It was a deal that nobody seemed to want – a bid that would have created a giant of German real estate and one of the biggest property companies in Europe. In the end, shareholders simply didn’t take the bait.
Germany’s largest real estate company Vonovia on Wednesday conceded defeat in a long-running hostile takeover bid for its biggest rival, Deutsche Wohnen.
Vonovia, in a statement, said that just 30.4 percent of Deutsche Wohnen’s shareholders had accepted its takeover offer as of 12:00 p.m. local time on Wednesday. “With that, the minimum acceptance threshold of 50 percent set by Vonovia has not been reached,” the company said.
The takeover would have been the largest-ever in German real estate, valued at €14 billion, including debt. Deutsche Wohnen’s management, which has fought tooth-and-nail against the merger for weeks, welcomed news of its failure on Wednesday.
“We are pleased and thank our shareholders, employees and renters for their support,” Michael Zahn, the chief executive of Deutsche Wohnen, said in a statement. “Our arguments against this transaction have convinced the market.”
Investors on both sides also rejoiced. Vonovia shares were up almost 6 percent by 3 p.m. Frankfurt time, marking the third-strongest gain in Germany’s blue-chip DAX index. Deutsche Wohnen shares rose just under 7 percent over the same period, leading gains on the MDAX index of mid-sized firms.
The deadline for the offer had ended at midnight on Tuesday.

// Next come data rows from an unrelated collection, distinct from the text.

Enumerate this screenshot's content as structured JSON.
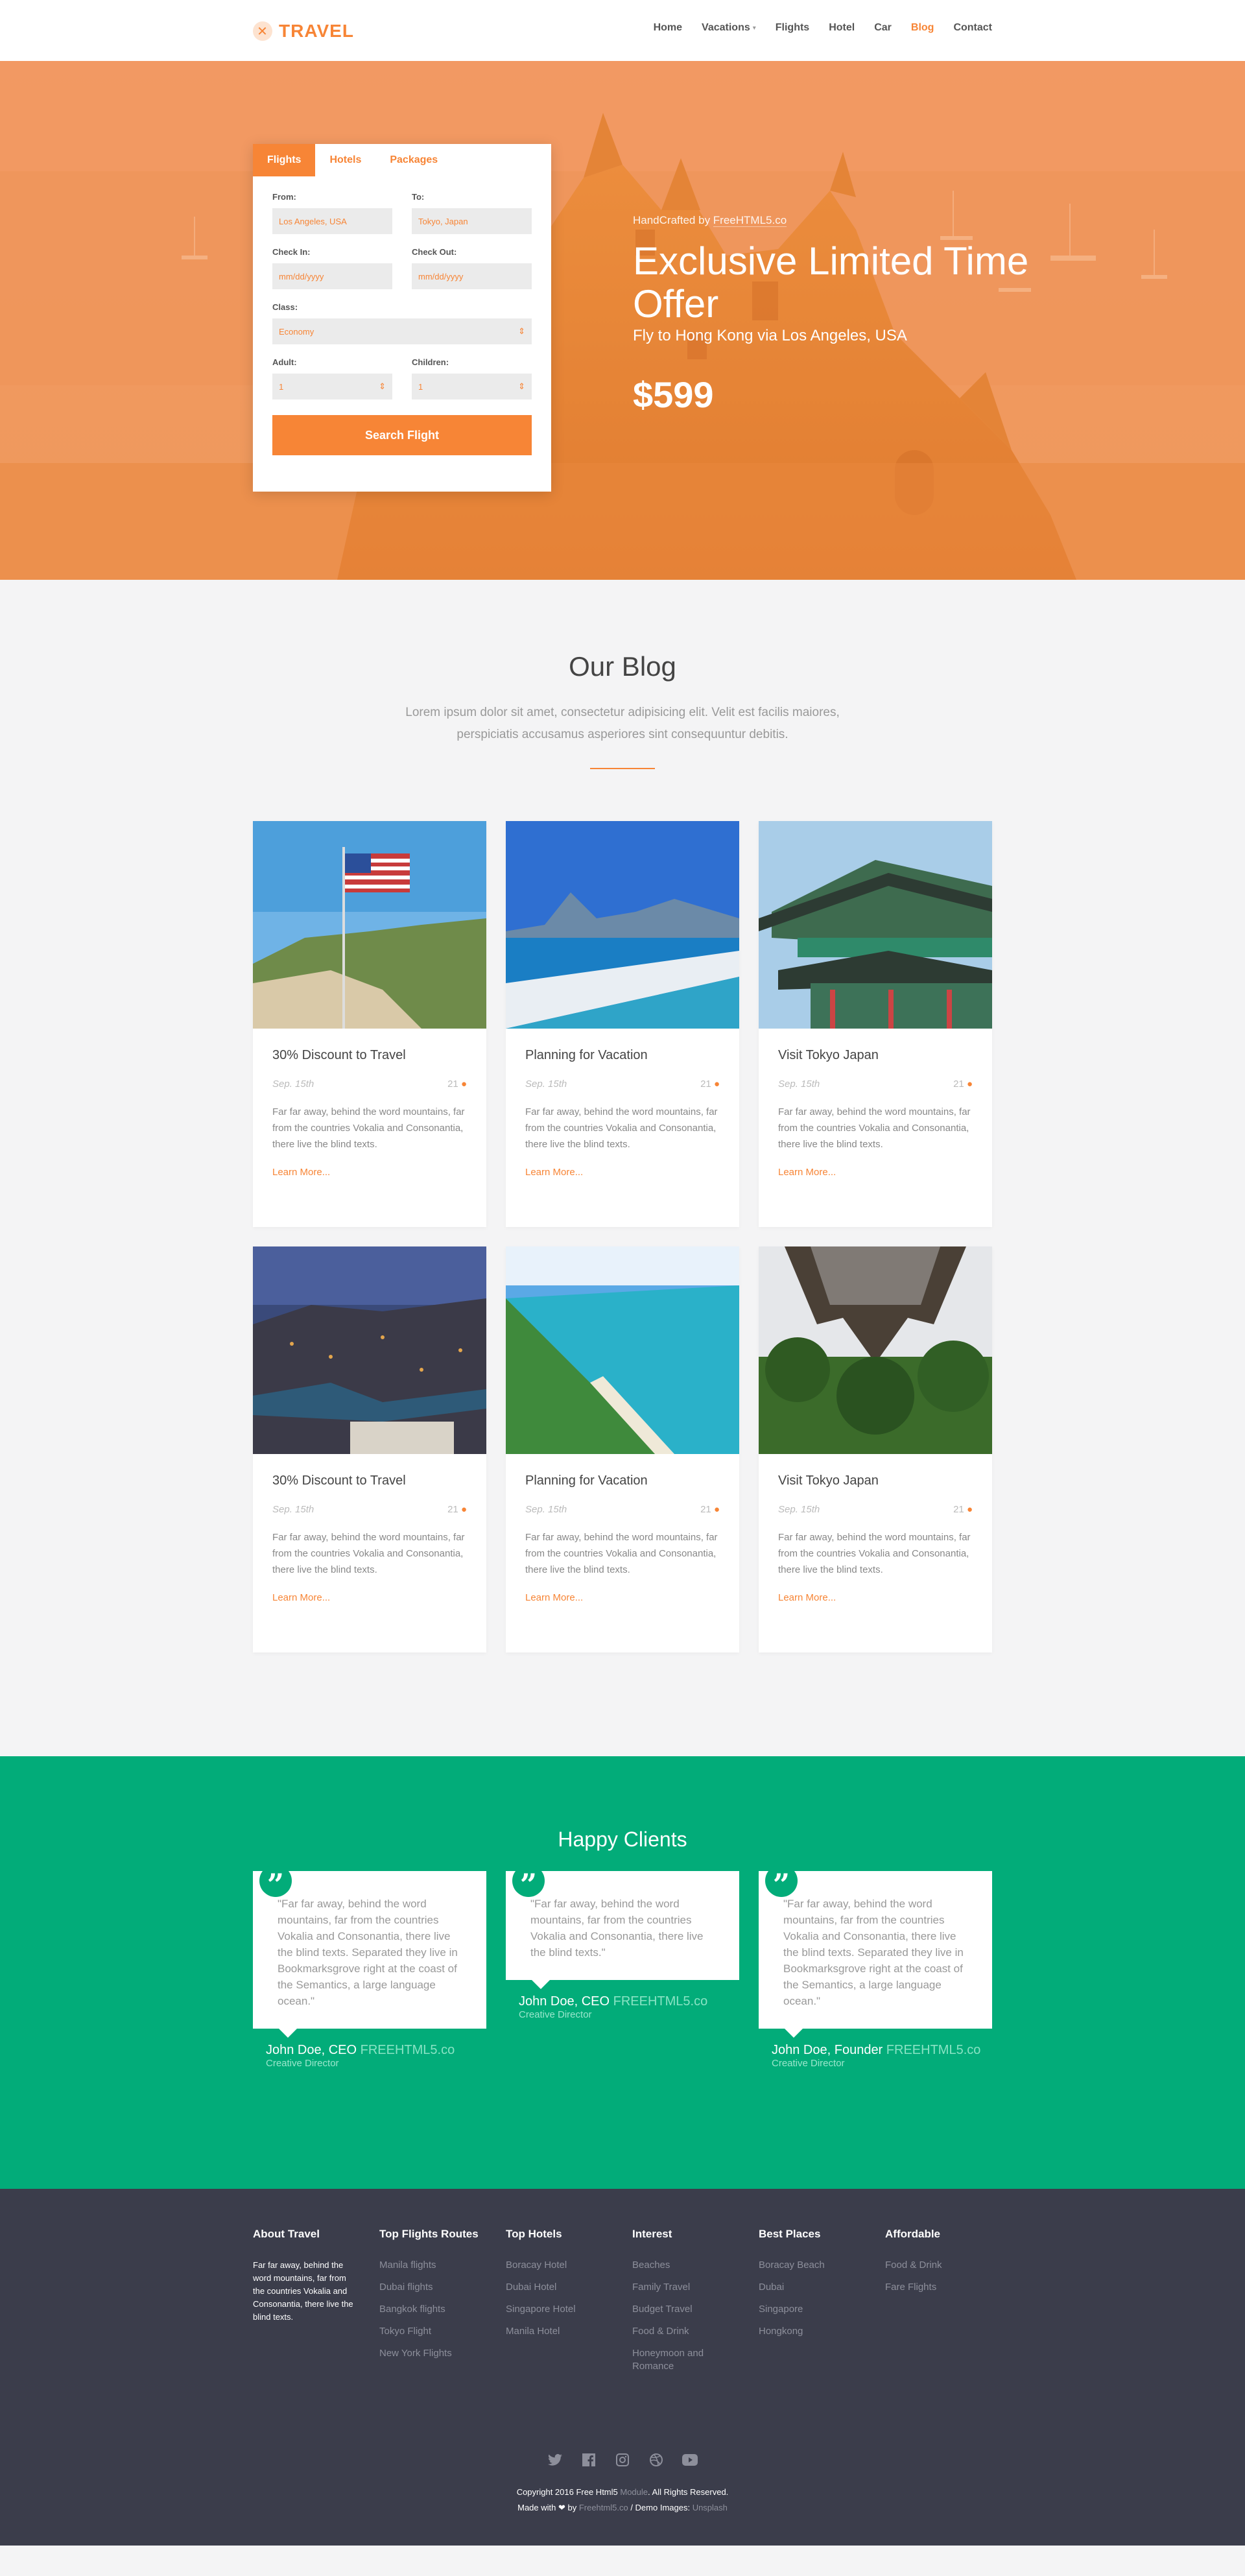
{
  "header": {
    "logo_mark": "✕",
    "logo_text": "TRAVEL",
    "nav": [
      "Home",
      "Vacations",
      "Flights",
      "Hotel",
      "Car",
      "Blog",
      "Contact"
    ],
    "active": "Blog"
  },
  "hero": {
    "tabs": [
      "Flights",
      "Hotels",
      "Packages"
    ],
    "from_label": "From:",
    "from_value": "Los Angeles, USA",
    "to_label": "To:",
    "to_value": "Tokyo, Japan",
    "checkin_label": "Check In:",
    "checkin_placeholder": "mm/dd/yyyy",
    "checkout_label": "Check Out:",
    "checkout_placeholder": "mm/dd/yyyy",
    "class_label": "Class:",
    "class_value": "Economy",
    "adult_label": "Adult:",
    "adult_value": "1",
    "children_label": "Children:",
    "children_value": "1",
    "search_button": "Search Flight",
    "credit_prefix": "HandCrafted by ",
    "credit_link": "FreeHTML5.co",
    "title": "Exclusive Limited Time Offer",
    "route": "Fly to Hong Kong via Los Angeles, USA",
    "price": "$599"
  },
  "blog": {
    "title": "Our Blog",
    "subtitle": "Lorem ipsum dolor sit amet, consectetur adipisicing elit. Velit est facilis maiores, perspiciatis accusamus asperiores sint consequuntur debitis.",
    "posts": [
      {
        "title": "30% Discount to Travel",
        "date": "Sep. 15th",
        "comments": "21",
        "text": "Far far away, behind the word mountains, far from the countries Vokalia and Consonantia, there live the blind texts.",
        "more": "Learn More..."
      },
      {
        "title": "Planning for Vacation",
        "date": "Sep. 15th",
        "comments": "21",
        "text": "Far far away, behind the word mountains, far from the countries Vokalia and Consonantia, there live the blind texts.",
        "more": "Learn More..."
      },
      {
        "title": "Visit Tokyo Japan",
        "date": "Sep. 15th",
        "comments": "21",
        "text": "Far far away, behind the word mountains, far from the countries Vokalia and Consonantia, there live the blind texts.",
        "more": "Learn More..."
      },
      {
        "title": "30% Discount to Travel",
        "date": "Sep. 15th",
        "comments": "21",
        "text": "Far far away, behind the word mountains, far from the countries Vokalia and Consonantia, there live the blind texts.",
        "more": "Learn More..."
      },
      {
        "title": "Planning for Vacation",
        "date": "Sep. 15th",
        "comments": "21",
        "text": "Far far away, behind the word mountains, far from the countries Vokalia and Consonantia, there live the blind texts.",
        "more": "Learn More..."
      },
      {
        "title": "Visit Tokyo Japan",
        "date": "Sep. 15th",
        "comments": "21",
        "text": "Far far away, behind the word mountains, far from the countries Vokalia and Consonantia, there live the blind texts.",
        "more": "Learn More..."
      }
    ]
  },
  "clients": {
    "title": "Happy Clients",
    "items": [
      {
        "quote": "\"Far far away, behind the word mountains, far from the countries Vokalia and Consonantia, there live the blind texts. Separated they live in Bookmarksgrove right at the coast of the Semantics, a large language ocean.\"",
        "name": "John Doe, CEO ",
        "site": "FREEHTML5.co",
        "role": "Creative Director"
      },
      {
        "quote": "\"Far far away, behind the word mountains, far from the countries Vokalia and Consonantia, there live the blind texts.\"",
        "name": "John Doe, CEO ",
        "site": "FREEHTML5.co",
        "role": "Creative Director"
      },
      {
        "quote": "\"Far far away, behind the word mountains, far from the countries Vokalia and Consonantia, there live the blind texts. Separated they live in Bookmarksgrove right at the coast of the Semantics, a large language ocean.\"",
        "name": "John Doe, Founder ",
        "site": "FREEHTML5.co",
        "role": "Creative Director"
      }
    ]
  },
  "footer": {
    "about_title": "About Travel",
    "about_text": "Far far away, behind the word mountains, far from the countries Vokalia and Consonantia, there live the blind texts.",
    "columns": [
      {
        "title": "Top Flights Routes",
        "items": [
          "Manila flights",
          "Dubai flights",
          "Bangkok flights",
          "Tokyo Flight",
          "New York Flights"
        ]
      },
      {
        "title": "Top Hotels",
        "items": [
          "Boracay Hotel",
          "Dubai Hotel",
          "Singapore Hotel",
          "Manila Hotel"
        ]
      },
      {
        "title": "Interest",
        "items": [
          "Beaches",
          "Family Travel",
          "Budget Travel",
          "Food & Drink",
          "Honeymoon and Romance"
        ]
      },
      {
        "title": "Best Places",
        "items": [
          "Boracay Beach",
          "Dubai",
          "Singapore",
          "Hongkong"
        ]
      },
      {
        "title": "Affordable",
        "items": [
          "Food & Drink",
          "Fare Flights"
        ]
      }
    ],
    "social": [
      "twitter-icon",
      "facebook-icon",
      "instagram-icon",
      "dribbble-icon",
      "youtube-icon"
    ],
    "copyright_1a": "Copyright 2016 Free Html5 ",
    "copyright_1b": "Module",
    "copyright_1c": ". All Rights Reserved.",
    "copyright_2a": "Made with ❤ by ",
    "copyright_2b": "Freehtml5.co",
    "copyright_2c": " / Demo Images: ",
    "copyright_2d": "Unsplash"
  },
  "colors": {
    "accent": "#f78536",
    "green": "#02ac79",
    "footer": "#3b3d4b"
  }
}
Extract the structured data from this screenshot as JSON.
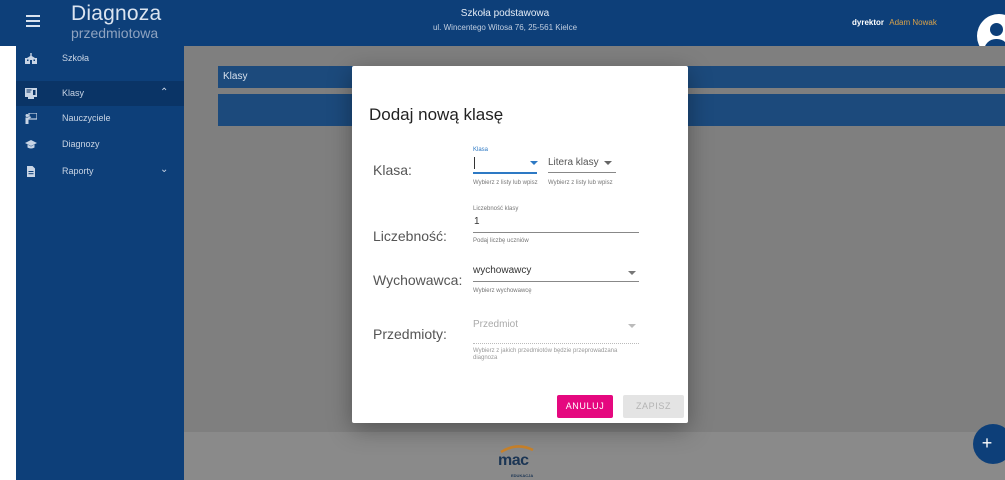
{
  "header": {
    "logo_title": "Diagnoza",
    "logo_subtitle": "przedmiotowa",
    "school_name": "Szkoła podstawowa",
    "school_address": "ul. Wincentego Witosa 76, 25-561 Kielce",
    "user_role": "dyrektor",
    "user_name": "Adam Nowak"
  },
  "sidebar": {
    "items": [
      {
        "label": "Szkoła",
        "icon": "school-icon"
      },
      {
        "label": "Klasy",
        "icon": "classroom-icon",
        "active": true,
        "chevron": "up"
      },
      {
        "label": "Nauczyciele",
        "icon": "teacher-icon"
      },
      {
        "label": "Diagnozy",
        "icon": "graduation-cap-icon"
      },
      {
        "label": "Raporty",
        "icon": "document-icon",
        "chevron": "down"
      }
    ]
  },
  "main": {
    "section_title": "Klasy"
  },
  "dialog": {
    "title": "Dodaj nową klasę",
    "klasa": {
      "label": "Klasa:",
      "class_field": {
        "float_label": "Klasa",
        "value": "",
        "hint": "Wybierz z listy lub wpisz"
      },
      "letter_field": {
        "placeholder": "Litera klasy",
        "hint": "Wybierz z listy lub wpisz"
      }
    },
    "liczebnosc": {
      "label": "Liczebność:",
      "float_label": "Liczebność klasy",
      "value": "1",
      "hint": "Podaj liczbę uczniów"
    },
    "wychowawca": {
      "label": "Wychowawca:",
      "value": "wychowawcy",
      "hint": "Wybierz wychowawcę"
    },
    "przedmioty": {
      "label": "Przedmioty:",
      "placeholder": "Przedmiot",
      "hint": "Wybierz z jakich przedmiotów będzie przeprowadzana diagnoza"
    },
    "cancel_label": "ANULUJ",
    "save_label": "ZAPISZ"
  },
  "footer": {
    "brand": "mac",
    "brand_sub": "EDUKACJA"
  },
  "fab_label": "+",
  "colors": {
    "primary": "#0d3f79",
    "accent": "#e5087f",
    "focus": "#2d79c4",
    "user_name": "#d9a24a"
  }
}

Leading up to it, Vonovia had been working for weeks to woo shareholders, with the tone getting rougher over time.